A slot is an elongated depression, groove, or notch, typically with one or more parallel sides. It is used to receive and admit something, such as a coin or letter. A slot can also refer to a position, as in a time slot for a TV program: The show will be broadcast in the eight o’clock slot on Thursdays.
Slots are an integral part of many casinos and other gaming establishments, as they are eye-catching, have a range of themes, and can be very fun to play. However, players should know what they’re getting into before investing any money in a slot machine. Here are a few tips to help them play the game better and walk away with more money in their pockets.
A slot machine’s results are determined by a random number generator (RNG), which records the sequence of numbers that correspond with each stop on the reels. The computer then compares the result with a table to find the corresponding reel location and spins the reels. The RNG also determines which symbols will be displayed on the reels and how much a player will win if they land a winning combination.
Despite the fact that slot games are based on pure chance, many people believe they’re due to hit a jackpot sometime soon. While this belief may be a comforting thought, it’s important to understand that it is a myth. Regardless of the type of machine you’re playing, there’s no way to predict which combinations will make it to a payout zone.

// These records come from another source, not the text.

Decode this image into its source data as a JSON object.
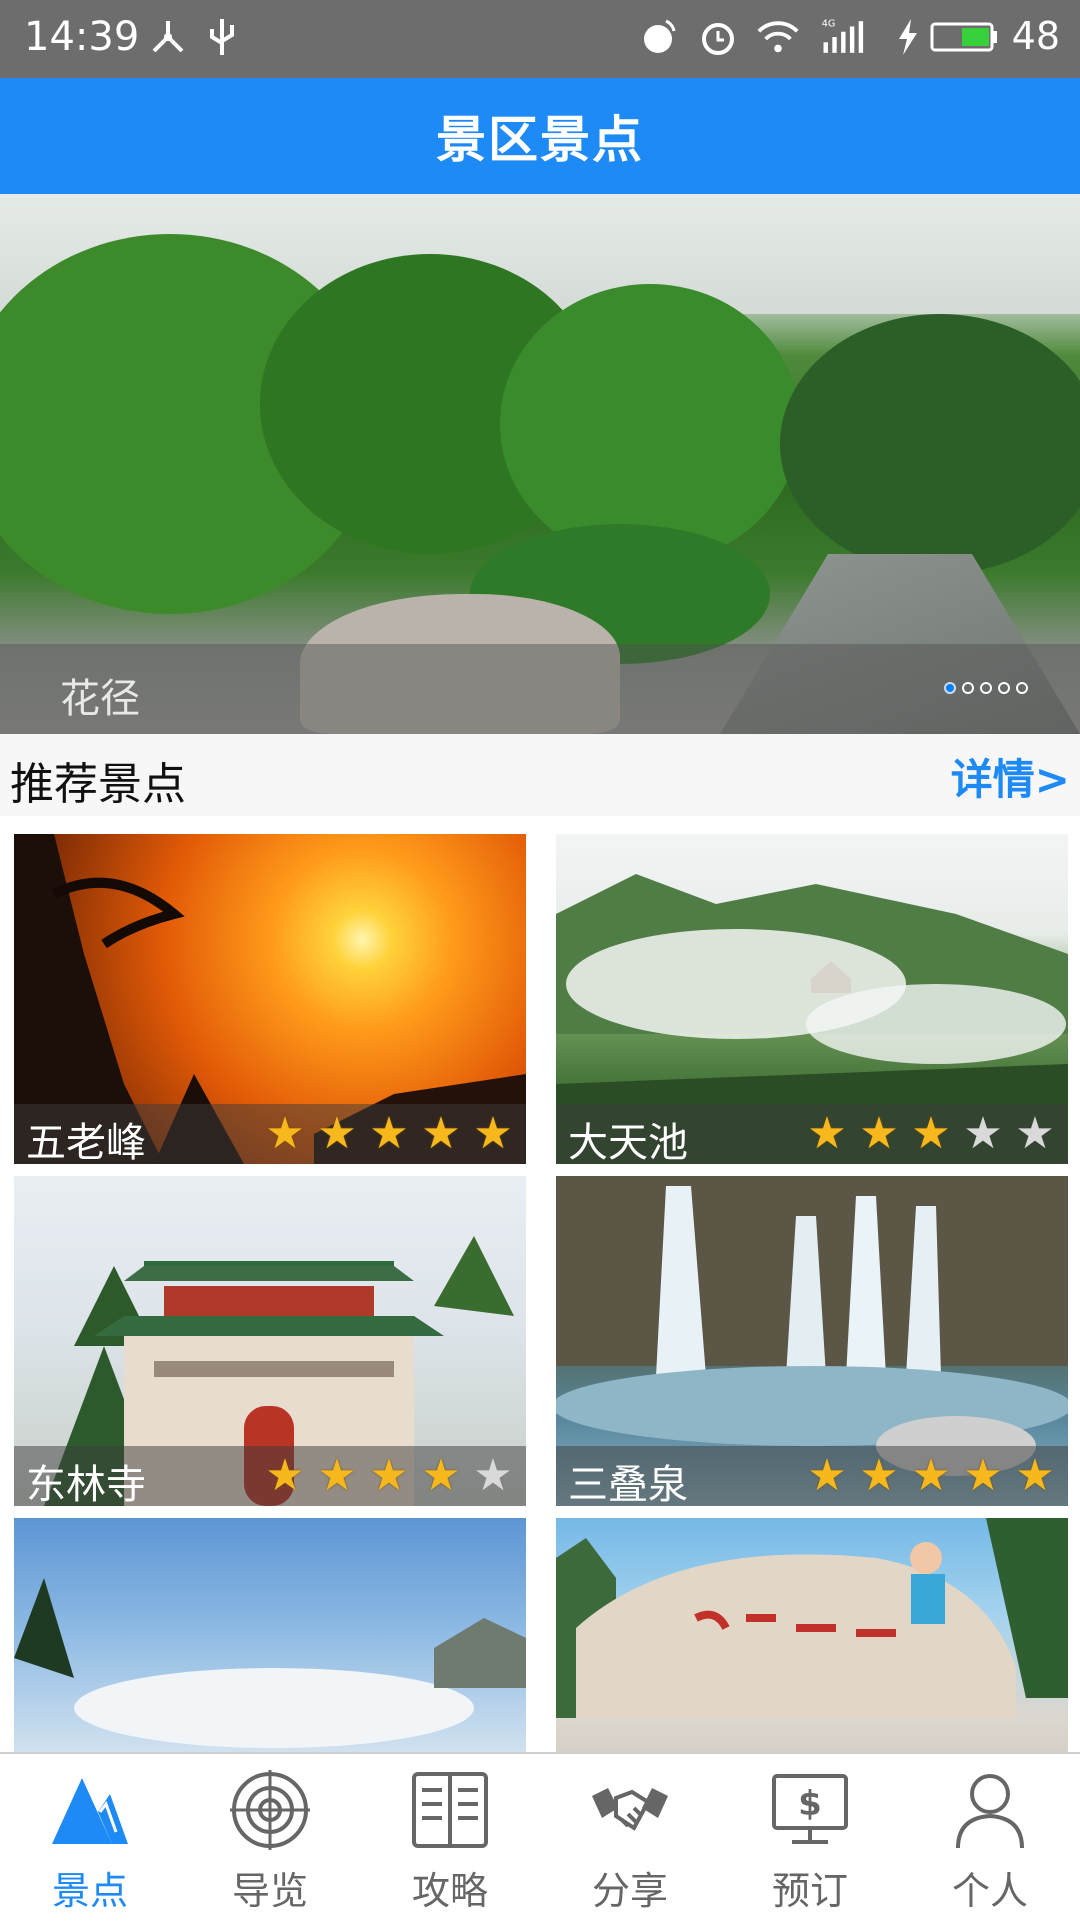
{
  "status_bar": {
    "time": "14:39",
    "battery": "48",
    "network": "4G",
    "icons": [
      "usb-tether-icon",
      "usb-icon",
      "nfc-icon",
      "alarm-icon",
      "wifi-icon",
      "signal-icon",
      "charging-icon",
      "battery-icon"
    ]
  },
  "header": {
    "title": "景区景点"
  },
  "banner": {
    "caption": "花径",
    "slide_count": 5,
    "active_slide": 1
  },
  "section": {
    "title": "推荐景点",
    "more_label": "详情>"
  },
  "attractions": [
    {
      "name": "五老峰",
      "rating": 5,
      "theme": "sunset"
    },
    {
      "name": "大天池",
      "rating": 3,
      "theme": "mist"
    },
    {
      "name": "东林寺",
      "rating": 4,
      "theme": "temple"
    },
    {
      "name": "三叠泉",
      "rating": 5,
      "theme": "waterfall"
    },
    {
      "name": "",
      "rating": 0,
      "theme": "sky"
    },
    {
      "name": "",
      "rating": 0,
      "theme": "rock"
    }
  ],
  "nav": {
    "items": [
      {
        "label": "景点",
        "icon": "mountain-icon",
        "active": true
      },
      {
        "label": "导览",
        "icon": "target-icon",
        "active": false
      },
      {
        "label": "攻略",
        "icon": "book-icon",
        "active": false
      },
      {
        "label": "分享",
        "icon": "handshake-icon",
        "active": false
      },
      {
        "label": "预订",
        "icon": "payment-screen-icon",
        "active": false
      },
      {
        "label": "个人",
        "icon": "person-icon",
        "active": false
      }
    ]
  },
  "colors": {
    "primary": "#1e8af5",
    "star": "#f6b81d",
    "nav_inactive": "#666666"
  }
}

When you start playing slots, it’s crucial to understand how the pay table works. This is an information table that displays the payouts for different symbols, as well as any special features available in the slot. The table is often presented in bright colors to make it easier to read. The pay table will also include the minimum and maximum bet amounts for the slot.

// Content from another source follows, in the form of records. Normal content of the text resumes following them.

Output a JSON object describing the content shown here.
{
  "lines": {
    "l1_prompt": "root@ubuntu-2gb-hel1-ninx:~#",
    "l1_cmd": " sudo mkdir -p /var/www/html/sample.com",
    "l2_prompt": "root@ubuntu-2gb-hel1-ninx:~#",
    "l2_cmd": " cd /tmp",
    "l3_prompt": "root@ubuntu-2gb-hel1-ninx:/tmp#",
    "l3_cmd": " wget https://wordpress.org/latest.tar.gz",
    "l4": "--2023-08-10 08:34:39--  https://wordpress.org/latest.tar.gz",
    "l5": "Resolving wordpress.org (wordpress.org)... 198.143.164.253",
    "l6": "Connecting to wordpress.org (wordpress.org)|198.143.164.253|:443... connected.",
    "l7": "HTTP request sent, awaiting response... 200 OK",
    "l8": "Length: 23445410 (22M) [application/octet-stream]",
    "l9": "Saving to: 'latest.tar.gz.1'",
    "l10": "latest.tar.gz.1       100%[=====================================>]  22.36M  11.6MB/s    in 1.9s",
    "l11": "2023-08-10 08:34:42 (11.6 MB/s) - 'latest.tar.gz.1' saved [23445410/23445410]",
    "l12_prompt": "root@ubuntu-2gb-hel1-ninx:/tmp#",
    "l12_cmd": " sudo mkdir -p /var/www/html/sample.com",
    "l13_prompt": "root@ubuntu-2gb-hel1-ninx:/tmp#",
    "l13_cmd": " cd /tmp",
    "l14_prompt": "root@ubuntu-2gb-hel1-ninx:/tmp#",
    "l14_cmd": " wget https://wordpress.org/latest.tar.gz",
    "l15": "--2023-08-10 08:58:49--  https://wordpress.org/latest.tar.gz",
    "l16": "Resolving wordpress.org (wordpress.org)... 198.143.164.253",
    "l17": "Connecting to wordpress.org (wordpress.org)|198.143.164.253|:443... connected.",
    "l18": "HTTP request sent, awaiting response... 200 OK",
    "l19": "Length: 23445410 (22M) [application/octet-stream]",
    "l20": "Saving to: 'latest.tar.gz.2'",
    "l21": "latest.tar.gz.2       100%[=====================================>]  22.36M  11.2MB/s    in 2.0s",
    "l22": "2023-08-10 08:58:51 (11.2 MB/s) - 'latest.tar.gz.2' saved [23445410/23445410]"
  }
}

The pay table is also where you’ll find the rules and regulations for a particular slot game. These can vary depending on the game, but they may include details on how to trigger bonus features, what happens if you lose a bet, and more. Some slot games even have a separate section for their RTP, which is the theoretical percentage that the slot will payout over a long period of time.
A slot receiver is a football player who runs shorter routes on the route tree, such as slants and quick outs. These receivers are often used by teams who have a strong running attack and want to stretch the defense vertically. They are also useful for teams that need to catch the ball in the air. While they don’t have as much speed as wide receivers, they can still create big plays in the passing game. They’re becoming more common in the NFL because of their versatility and effectiveness.